Recently Republican senator John Kennedy and Democrat senator Tom Carper, along with a group of fourteen bipartisan senators, filed the American Innovation and Manufacturing Act of 2019 (AIM Act). A bill that would provide a federally structured phasedown of HFC refrigerants over the next 15 years. In addition to the group of bipartisan lawmakers, the AIM Act of 2019 has widespread industry support. Our CEO, Brad Kivlan, was among 31 leaders in the HVAC industry, as well as AHRI and The Alliance for Atmospheric Policy, to sign a letter urging Congress to pass the legislation. The environmental community is also in support. The AIM Act of 2019 is something that everyone can agree puts the American HVAC industry first in a highly competitive global market.
Why does the AIM Act of 2019 have so much support?
- It provides clarity to US businesses with a gradual and market-friendly phasedown of HFCs
- The HVAC industry has been preparing for an HFC phasedown for over a decade and has invested billions of dollars into the next generation of refrigerants.
- It gives the EPA the authority it needs to mandate a phasedown of twenty substances known as HFCs but provides no extended authority to the EPA to regulate anything else
- According to a study by the Interindustry Forecasting Group at the University of Maryland, the phasing down of HFCs over the next 15 years will create 33,000 new U.S. manufacturing jobs, add $12.5 billion per year to the U.S. economy, and increase exports of refrigerants and related equipment by 25 %.
- The bill was prepared with tremendous input from experts at the EPA, in the environmental community, and the HVAC industry
- The phasedown structure is aligned with the Kigali Amendment, which will keep the US competitive with the rest of the world
- The phasedown works through an allowance allocation and trading program
Although there is a great deal of support across the board for this bill, there is still a question about whether the Trump administration will support it due to its history of deregulation.
If you would like to urge your senator to vote “yes” on the AIM Act of 2019, HARDI has created a user-friendly website where you can fill in your address and populate a letter of support that will be emailed to your state’s senators. Try it here.
We will keep you updated as news of the AIM Act of 2019 becomes available. Continue to check our Twitter account for details.
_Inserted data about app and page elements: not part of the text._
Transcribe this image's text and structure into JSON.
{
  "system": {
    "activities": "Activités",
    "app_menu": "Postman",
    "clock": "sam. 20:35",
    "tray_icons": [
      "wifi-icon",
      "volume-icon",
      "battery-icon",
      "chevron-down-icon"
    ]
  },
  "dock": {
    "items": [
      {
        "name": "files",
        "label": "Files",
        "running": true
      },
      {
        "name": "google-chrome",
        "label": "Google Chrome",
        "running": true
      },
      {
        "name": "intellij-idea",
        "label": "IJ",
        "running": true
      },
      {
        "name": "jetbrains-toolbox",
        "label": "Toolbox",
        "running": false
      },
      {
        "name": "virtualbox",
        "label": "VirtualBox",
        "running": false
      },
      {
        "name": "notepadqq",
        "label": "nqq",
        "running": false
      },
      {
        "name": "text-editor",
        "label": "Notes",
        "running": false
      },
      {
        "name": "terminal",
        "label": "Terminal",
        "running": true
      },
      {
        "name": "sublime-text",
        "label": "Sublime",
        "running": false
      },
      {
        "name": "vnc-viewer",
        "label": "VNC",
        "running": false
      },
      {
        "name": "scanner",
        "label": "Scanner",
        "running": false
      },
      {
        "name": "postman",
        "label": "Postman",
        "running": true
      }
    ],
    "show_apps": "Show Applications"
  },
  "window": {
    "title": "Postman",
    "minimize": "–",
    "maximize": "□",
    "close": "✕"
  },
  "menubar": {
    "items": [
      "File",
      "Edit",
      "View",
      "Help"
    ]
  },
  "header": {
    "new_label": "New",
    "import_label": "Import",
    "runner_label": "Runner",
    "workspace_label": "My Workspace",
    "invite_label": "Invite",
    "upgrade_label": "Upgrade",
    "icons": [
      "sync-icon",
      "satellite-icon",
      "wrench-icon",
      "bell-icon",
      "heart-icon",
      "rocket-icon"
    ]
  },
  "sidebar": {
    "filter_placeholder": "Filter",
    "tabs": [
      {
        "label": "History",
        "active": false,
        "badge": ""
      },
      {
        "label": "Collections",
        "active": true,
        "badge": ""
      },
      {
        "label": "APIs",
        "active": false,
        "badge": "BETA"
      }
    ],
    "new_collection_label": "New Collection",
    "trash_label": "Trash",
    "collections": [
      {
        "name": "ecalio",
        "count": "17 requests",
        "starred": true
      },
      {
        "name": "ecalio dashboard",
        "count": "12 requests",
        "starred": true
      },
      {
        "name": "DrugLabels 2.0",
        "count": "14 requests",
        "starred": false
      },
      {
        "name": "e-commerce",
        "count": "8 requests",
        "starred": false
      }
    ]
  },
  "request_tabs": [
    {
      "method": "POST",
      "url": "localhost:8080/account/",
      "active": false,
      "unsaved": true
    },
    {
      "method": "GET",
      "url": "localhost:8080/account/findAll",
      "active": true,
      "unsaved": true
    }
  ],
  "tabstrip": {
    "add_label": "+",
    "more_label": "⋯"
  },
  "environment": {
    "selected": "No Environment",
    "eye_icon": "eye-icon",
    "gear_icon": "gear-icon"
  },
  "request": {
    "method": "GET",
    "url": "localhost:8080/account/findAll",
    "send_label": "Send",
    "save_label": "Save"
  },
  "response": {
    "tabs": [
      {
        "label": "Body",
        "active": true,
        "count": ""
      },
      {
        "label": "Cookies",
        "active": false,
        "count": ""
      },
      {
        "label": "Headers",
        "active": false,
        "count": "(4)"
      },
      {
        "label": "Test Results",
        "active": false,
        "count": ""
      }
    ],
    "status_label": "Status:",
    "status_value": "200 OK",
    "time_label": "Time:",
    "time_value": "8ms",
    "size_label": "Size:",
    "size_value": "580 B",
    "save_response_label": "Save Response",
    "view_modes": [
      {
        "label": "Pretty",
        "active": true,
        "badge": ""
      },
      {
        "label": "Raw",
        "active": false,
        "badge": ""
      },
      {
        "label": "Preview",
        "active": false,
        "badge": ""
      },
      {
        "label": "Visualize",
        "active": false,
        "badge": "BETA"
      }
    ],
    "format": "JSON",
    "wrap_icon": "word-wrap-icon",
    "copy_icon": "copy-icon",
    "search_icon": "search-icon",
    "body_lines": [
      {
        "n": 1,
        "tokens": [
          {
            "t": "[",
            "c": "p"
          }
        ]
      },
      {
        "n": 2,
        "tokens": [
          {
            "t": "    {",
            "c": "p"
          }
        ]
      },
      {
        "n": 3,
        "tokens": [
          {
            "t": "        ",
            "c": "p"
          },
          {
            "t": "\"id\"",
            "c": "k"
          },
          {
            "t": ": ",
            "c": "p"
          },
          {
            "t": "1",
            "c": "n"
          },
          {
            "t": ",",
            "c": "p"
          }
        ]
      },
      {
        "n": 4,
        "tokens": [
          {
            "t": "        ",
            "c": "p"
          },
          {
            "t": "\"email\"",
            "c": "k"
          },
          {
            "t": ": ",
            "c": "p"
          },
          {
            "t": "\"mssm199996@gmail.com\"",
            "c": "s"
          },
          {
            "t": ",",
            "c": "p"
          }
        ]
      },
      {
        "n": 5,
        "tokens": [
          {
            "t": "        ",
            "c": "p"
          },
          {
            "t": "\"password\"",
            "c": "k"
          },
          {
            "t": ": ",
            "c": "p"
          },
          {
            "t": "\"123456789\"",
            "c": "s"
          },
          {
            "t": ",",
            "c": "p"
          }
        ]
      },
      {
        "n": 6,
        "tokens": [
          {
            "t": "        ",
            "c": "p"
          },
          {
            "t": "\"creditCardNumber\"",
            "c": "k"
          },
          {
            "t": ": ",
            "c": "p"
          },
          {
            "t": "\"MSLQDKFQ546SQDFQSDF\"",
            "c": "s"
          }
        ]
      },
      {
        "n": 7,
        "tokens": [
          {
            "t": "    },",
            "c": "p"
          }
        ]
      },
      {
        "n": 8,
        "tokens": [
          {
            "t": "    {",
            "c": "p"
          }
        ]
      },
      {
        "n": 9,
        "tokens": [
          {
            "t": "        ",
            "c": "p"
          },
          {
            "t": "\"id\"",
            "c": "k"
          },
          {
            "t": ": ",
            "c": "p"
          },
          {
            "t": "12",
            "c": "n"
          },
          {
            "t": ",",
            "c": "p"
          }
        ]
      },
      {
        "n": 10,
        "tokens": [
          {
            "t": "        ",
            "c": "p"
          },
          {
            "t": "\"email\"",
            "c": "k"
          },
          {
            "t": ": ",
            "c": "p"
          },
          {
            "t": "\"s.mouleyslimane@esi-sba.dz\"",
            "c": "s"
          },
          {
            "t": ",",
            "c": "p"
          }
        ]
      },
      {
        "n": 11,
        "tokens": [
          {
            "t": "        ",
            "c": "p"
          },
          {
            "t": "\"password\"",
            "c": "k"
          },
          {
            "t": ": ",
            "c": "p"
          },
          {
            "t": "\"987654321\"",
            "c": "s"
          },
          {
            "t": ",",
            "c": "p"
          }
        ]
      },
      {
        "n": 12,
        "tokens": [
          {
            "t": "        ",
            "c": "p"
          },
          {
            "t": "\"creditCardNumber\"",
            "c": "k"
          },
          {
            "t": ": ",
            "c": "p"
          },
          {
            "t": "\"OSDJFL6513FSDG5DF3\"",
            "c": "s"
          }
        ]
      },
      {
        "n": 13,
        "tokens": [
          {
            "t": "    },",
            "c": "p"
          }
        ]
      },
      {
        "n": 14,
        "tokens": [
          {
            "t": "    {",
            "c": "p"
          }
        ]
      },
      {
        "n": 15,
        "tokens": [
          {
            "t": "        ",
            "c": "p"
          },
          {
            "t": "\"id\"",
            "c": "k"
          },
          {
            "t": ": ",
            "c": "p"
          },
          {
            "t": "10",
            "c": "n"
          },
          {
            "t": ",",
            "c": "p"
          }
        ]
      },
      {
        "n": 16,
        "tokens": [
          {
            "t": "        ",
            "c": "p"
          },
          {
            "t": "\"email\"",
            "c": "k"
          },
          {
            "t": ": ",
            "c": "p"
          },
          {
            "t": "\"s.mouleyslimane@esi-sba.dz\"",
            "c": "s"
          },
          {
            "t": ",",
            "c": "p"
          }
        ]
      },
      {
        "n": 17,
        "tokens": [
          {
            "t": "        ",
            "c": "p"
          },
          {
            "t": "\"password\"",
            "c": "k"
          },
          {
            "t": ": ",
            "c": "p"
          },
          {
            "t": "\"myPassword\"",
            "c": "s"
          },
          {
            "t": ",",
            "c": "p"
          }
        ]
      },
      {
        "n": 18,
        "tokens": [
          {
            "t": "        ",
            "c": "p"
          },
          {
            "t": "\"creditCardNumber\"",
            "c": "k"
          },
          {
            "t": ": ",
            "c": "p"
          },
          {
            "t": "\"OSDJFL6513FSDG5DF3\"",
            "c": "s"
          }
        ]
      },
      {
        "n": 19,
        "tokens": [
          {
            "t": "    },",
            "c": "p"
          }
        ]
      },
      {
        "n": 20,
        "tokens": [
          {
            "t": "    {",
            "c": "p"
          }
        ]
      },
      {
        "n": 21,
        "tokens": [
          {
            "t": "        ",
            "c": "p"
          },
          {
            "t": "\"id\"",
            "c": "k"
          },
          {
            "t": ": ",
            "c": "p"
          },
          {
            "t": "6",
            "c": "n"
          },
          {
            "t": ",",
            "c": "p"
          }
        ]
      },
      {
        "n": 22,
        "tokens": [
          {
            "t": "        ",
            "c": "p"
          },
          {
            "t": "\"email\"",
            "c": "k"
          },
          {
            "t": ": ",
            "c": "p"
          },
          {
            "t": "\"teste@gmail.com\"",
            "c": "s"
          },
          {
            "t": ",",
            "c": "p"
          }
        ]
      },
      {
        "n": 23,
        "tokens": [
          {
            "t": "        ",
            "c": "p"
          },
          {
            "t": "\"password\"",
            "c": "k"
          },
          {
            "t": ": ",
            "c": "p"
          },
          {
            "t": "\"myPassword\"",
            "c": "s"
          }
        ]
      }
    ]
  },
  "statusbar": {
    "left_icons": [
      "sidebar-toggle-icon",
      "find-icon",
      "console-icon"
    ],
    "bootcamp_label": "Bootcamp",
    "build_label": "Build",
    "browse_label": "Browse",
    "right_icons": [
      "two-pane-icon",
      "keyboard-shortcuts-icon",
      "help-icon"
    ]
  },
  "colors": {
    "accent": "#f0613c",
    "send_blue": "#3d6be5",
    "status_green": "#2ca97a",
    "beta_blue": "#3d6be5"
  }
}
Under Section 612 of the Clean Air Act, the EPA is required to evaluate significant new alternatives substitutes (SNAP) for ozone-depleting substances in the air conditioning and refrigeration sector. These newly approved substances meet the EPA’s criteria to reduce the risk to overall human health and the environment as compared to other substances currently available in the market. The most newly approved SNAP substances and their end-uses are defined in the EPA SNAP 35 Fact Sheet.
Dynatemp Refrigerants Company proudly supplies R-453A (RS-44b), which is now approved for refrigerated truck and trailer transport (new and retrofitted).
R-453 (RS-44b) is the lowest GWP HFC on the market at 1765 TAR and is ZERO ozone-depleting. It also has similar energy efficiency, cooling capacity, discharge pressure, and flow-rate as R22. It could be a great option to meet future regulations that limit the GWP level of HFC refrigerants. For more info on this refrigerant click here.
Beginning January 2020 per Air-Conditioning, Heating, and Refrigeration Institute’s (AHRI) Guideline N, Assignment of Refrigerant Container Colors, all refrigerant cylinders should be painted a gray-green color, specifically RAL 7044. This is a change from previous guidelines set by AHRI that stipulated specific cylinder colors for specific refrigerants. However, as more refrigerants have been created, an increased number of cylinder colors have caused confusion and created safety issues in the field. Charging a system with the wrong refrigerant can cause damage to the equipment and to the user.
What will remain the same, is that AHRI mandates specific PMS colors for each refrigerant to be used on the outer packaging, like labels and cartons. You can find that list of colors here. Thus, the carton and cylinder markings should remain the source of identification of the contents inside.
For more information on these guidelines from AHRI, click here.
As the hot summer months and the busy cooling season come to a close, it’s important that all this season’s recovered refrigerant is recycled and cleaned up to AHRI-700 purity standards so it can be resold back onto the market. Properly reclaimed refrigerant is exactly the same as virgin refrigerant in purity and specification. Reclaimed refrigerant is also vital in order to continue the lifetime of equipment that uses refrigerants that are no longer manufactured. In addition, beginning January 1, 2020 the import and production of virgin R22 will no longer be legal, however, reclaimed R22 will remain legal for years to come. All of these reasons exemplify why it’s important to join a trustworthy reclamation program and get paid for all your recovered gas!
If you haven’t already looked into DynaCycle, our reclamation program, check out all the details here.
We also have an EXCITING offer for new DynaCycle members! When you join DynaCycle, between now and 12/31/19, you will receive a 5% rebate on an order R22 alternatives! See the full details and restrictions below.